PROBLEM STATEMENT »
Search term "true": copy each line of the data containing it.
::::::
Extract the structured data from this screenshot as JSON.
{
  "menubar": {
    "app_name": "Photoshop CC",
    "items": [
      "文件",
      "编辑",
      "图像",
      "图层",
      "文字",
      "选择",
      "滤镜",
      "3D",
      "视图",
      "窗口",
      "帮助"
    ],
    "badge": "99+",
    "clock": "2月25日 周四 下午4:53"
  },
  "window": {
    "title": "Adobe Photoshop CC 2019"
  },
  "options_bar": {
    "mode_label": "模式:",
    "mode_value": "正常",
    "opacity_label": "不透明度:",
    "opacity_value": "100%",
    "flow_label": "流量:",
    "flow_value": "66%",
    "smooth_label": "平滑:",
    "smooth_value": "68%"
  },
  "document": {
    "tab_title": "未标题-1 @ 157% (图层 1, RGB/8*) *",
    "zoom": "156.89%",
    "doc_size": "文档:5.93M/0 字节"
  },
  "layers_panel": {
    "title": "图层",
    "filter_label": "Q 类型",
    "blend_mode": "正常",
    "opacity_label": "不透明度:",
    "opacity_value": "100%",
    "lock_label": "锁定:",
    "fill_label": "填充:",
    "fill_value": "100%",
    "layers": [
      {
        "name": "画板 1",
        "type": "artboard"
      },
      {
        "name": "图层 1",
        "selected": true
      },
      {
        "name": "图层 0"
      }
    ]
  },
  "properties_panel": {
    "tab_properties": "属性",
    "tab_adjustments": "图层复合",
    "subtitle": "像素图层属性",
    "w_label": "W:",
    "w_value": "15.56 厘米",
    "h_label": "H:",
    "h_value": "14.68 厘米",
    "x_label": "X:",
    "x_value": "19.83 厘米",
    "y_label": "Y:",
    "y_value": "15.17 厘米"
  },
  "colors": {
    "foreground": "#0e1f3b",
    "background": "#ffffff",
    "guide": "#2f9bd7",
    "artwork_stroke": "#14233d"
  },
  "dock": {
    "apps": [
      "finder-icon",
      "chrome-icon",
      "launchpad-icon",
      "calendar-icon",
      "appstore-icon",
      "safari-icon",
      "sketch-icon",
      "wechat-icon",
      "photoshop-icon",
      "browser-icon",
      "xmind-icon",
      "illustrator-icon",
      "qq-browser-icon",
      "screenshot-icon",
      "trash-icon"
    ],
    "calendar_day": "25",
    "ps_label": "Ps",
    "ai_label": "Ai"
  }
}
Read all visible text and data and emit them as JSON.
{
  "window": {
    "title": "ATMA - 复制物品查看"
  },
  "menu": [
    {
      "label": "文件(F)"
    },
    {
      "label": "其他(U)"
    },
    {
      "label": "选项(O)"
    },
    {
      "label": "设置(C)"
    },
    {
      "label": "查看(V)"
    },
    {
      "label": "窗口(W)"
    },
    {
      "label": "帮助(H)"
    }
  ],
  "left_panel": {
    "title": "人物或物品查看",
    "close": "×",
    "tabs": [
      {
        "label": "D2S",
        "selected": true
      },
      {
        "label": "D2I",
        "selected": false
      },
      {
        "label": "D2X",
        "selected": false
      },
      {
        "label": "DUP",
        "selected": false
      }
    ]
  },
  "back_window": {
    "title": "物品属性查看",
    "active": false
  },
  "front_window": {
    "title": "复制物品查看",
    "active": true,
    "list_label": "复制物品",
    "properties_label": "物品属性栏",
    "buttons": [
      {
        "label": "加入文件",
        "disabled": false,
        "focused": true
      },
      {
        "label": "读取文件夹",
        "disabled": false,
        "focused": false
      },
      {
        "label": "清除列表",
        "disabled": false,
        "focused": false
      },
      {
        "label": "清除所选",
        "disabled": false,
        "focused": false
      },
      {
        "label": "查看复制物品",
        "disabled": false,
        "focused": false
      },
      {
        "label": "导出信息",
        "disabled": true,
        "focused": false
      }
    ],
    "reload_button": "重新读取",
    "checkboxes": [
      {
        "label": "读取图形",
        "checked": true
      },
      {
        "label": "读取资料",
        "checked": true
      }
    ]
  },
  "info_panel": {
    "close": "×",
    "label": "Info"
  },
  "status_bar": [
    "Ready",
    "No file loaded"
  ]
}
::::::
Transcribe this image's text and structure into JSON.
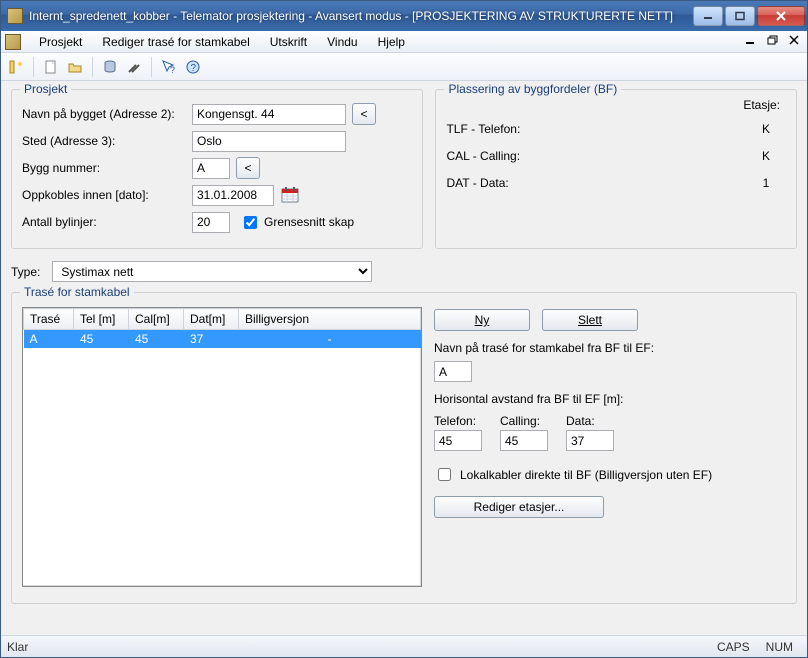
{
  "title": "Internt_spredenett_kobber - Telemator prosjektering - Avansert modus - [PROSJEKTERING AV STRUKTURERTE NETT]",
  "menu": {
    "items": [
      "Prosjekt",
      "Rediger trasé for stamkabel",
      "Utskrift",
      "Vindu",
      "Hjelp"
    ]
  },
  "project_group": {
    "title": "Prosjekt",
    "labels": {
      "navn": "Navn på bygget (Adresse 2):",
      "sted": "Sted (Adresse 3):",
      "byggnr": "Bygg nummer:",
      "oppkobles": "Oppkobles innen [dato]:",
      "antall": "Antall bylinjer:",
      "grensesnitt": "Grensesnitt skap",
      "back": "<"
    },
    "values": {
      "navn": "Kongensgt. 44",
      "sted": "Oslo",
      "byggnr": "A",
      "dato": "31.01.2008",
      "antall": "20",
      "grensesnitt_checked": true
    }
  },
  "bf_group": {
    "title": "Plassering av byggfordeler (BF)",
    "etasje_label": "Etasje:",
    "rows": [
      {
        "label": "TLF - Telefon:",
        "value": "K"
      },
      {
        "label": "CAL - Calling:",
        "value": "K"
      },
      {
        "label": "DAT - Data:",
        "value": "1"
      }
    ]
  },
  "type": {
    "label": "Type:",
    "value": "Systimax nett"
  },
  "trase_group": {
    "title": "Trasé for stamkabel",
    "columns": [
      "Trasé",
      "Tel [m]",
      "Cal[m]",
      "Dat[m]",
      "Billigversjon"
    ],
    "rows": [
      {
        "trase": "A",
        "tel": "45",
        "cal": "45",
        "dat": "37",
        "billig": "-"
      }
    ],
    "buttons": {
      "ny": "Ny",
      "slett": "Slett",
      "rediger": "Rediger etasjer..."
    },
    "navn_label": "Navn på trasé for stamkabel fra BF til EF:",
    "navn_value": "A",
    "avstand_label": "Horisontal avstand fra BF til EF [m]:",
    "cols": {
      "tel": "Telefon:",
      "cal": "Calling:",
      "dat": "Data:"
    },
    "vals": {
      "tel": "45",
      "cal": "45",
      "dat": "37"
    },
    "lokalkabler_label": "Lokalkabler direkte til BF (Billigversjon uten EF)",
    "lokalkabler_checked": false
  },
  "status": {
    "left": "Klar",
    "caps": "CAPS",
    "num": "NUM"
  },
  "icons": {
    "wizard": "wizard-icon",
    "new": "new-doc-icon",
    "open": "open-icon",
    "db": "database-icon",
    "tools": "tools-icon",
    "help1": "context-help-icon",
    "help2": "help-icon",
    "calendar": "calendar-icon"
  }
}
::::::
TASK ANSWER »
        "selected": true
        "selected": true
    "active": true,
        "focused": true
        "disabled": true,
        "checked": true
        "checked": true
      "grensesnitt_checked": true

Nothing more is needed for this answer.